• [WORK REQUIRED]:
For the entries below, count the lines that contain the word "files" and reply with that number only.

☆ ☆ ☆

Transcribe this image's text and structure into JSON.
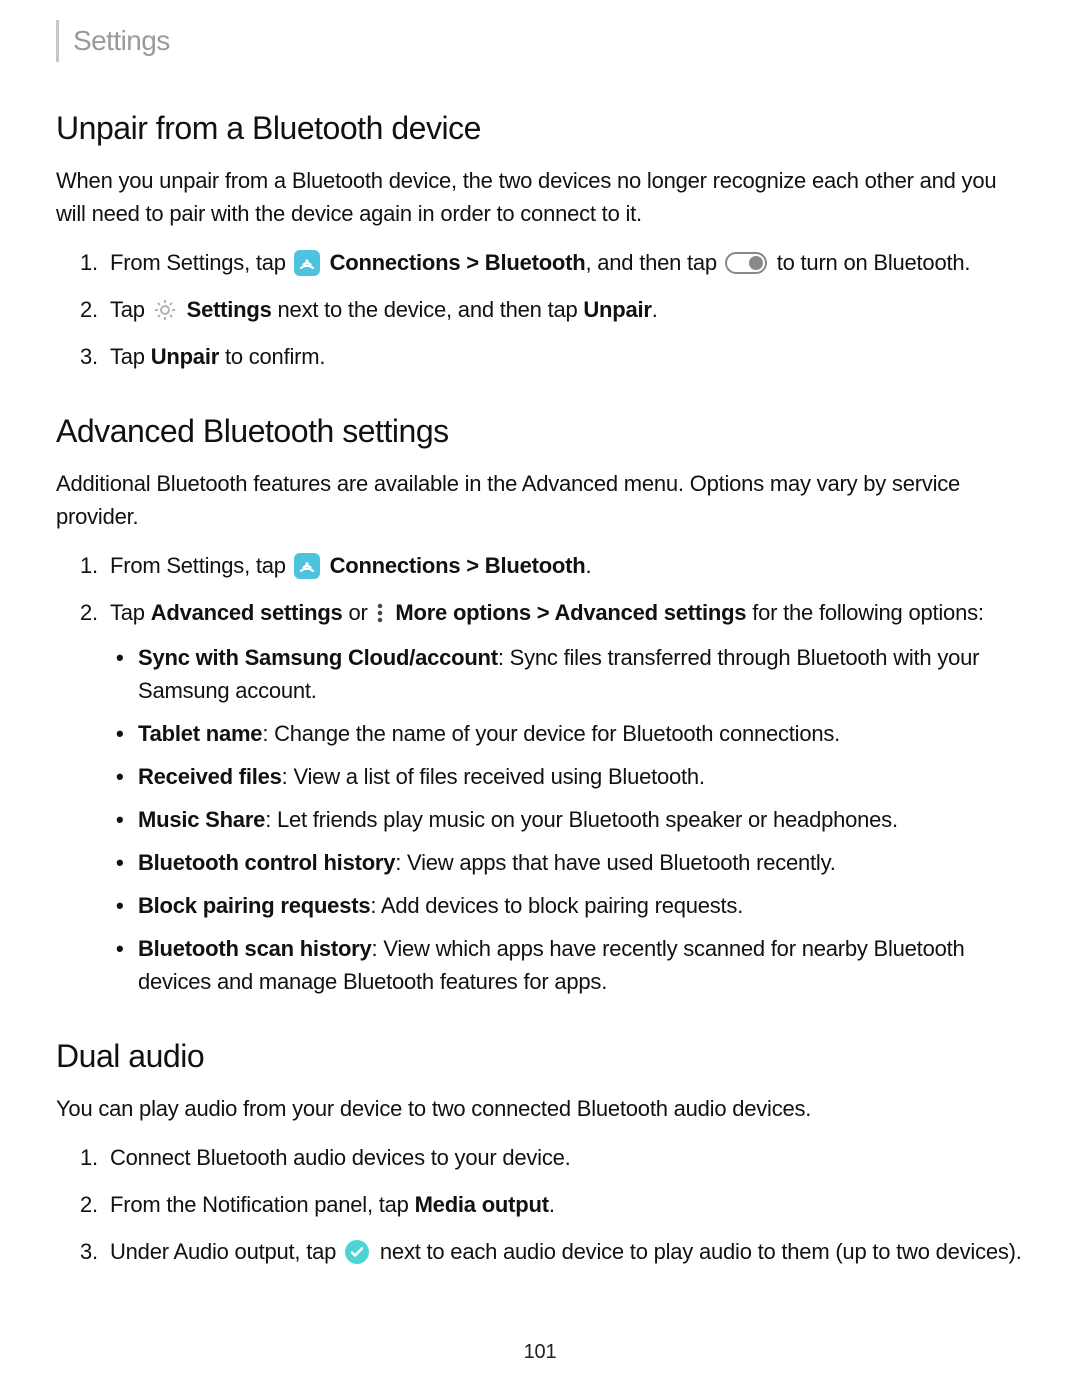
{
  "header": {
    "title": "Settings"
  },
  "section1": {
    "heading": "Unpair from a Bluetooth device",
    "intro": "When you unpair from a Bluetooth device, the two devices no longer recognize each other and you will need to pair with the device again in order to connect to it.",
    "step1": {
      "pre": "From Settings, tap ",
      "b1": "Connections > Bluetooth",
      "mid": ", and then tap ",
      "post": " to turn on Bluetooth."
    },
    "step2": {
      "pre": "Tap ",
      "b1": "Settings",
      "mid": " next to the device, and then tap ",
      "b2": "Unpair",
      "post": "."
    },
    "step3": {
      "pre": "Tap ",
      "b1": "Unpair",
      "post": " to confirm."
    }
  },
  "section2": {
    "heading": "Advanced Bluetooth settings",
    "intro": "Additional Bluetooth features are available in the Advanced menu. Options may vary by service provider.",
    "step1": {
      "pre": "From Settings, tap ",
      "b1": "Connections > Bluetooth",
      "post": "."
    },
    "step2": {
      "pre": "Tap ",
      "b1": "Advanced settings",
      "mid": " or ",
      "b2": "More options > Advanced settings",
      "post": " for the following options:"
    },
    "bullets": [
      {
        "b": "Sync with Samsung Cloud/account",
        "t": ": Sync files transferred through Bluetooth with your Samsung account."
      },
      {
        "b": "Tablet name",
        "t": ": Change the name of your device for Bluetooth connections."
      },
      {
        "b": "Received files",
        "t": ": View a list of files received using Bluetooth."
      },
      {
        "b": "Music Share",
        "t": ": Let friends play music on your Bluetooth speaker or headphones."
      },
      {
        "b": "Bluetooth control history",
        "t": ": View apps that have used Bluetooth recently."
      },
      {
        "b": "Block pairing requests",
        "t": ": Add devices to block pairing requests."
      },
      {
        "b": "Bluetooth scan history",
        "t": ": View which apps have recently scanned for nearby Bluetooth devices and manage Bluetooth features for apps."
      }
    ]
  },
  "section3": {
    "heading": "Dual audio",
    "intro": "You can play audio from your device to two connected Bluetooth audio devices.",
    "step1": "Connect Bluetooth audio devices to your device.",
    "step2": {
      "pre": "From the Notification panel, tap ",
      "b1": "Media output",
      "post": "."
    },
    "step3": {
      "pre": "Under Audio output, tap ",
      "post": " next to each audio device to play audio to them (up to two devices)."
    }
  },
  "pageNumber": "101",
  "icons": {
    "connections": {
      "bg": "#4ec3e0",
      "wave": "#ffffff"
    },
    "settings_gear": "#aeb4b7",
    "more_dots": "#4a4a4a",
    "check": {
      "bg": "#4cd3d3",
      "tick": "#ffffff"
    }
  }
}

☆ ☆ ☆

• [THE ANSWER]:
3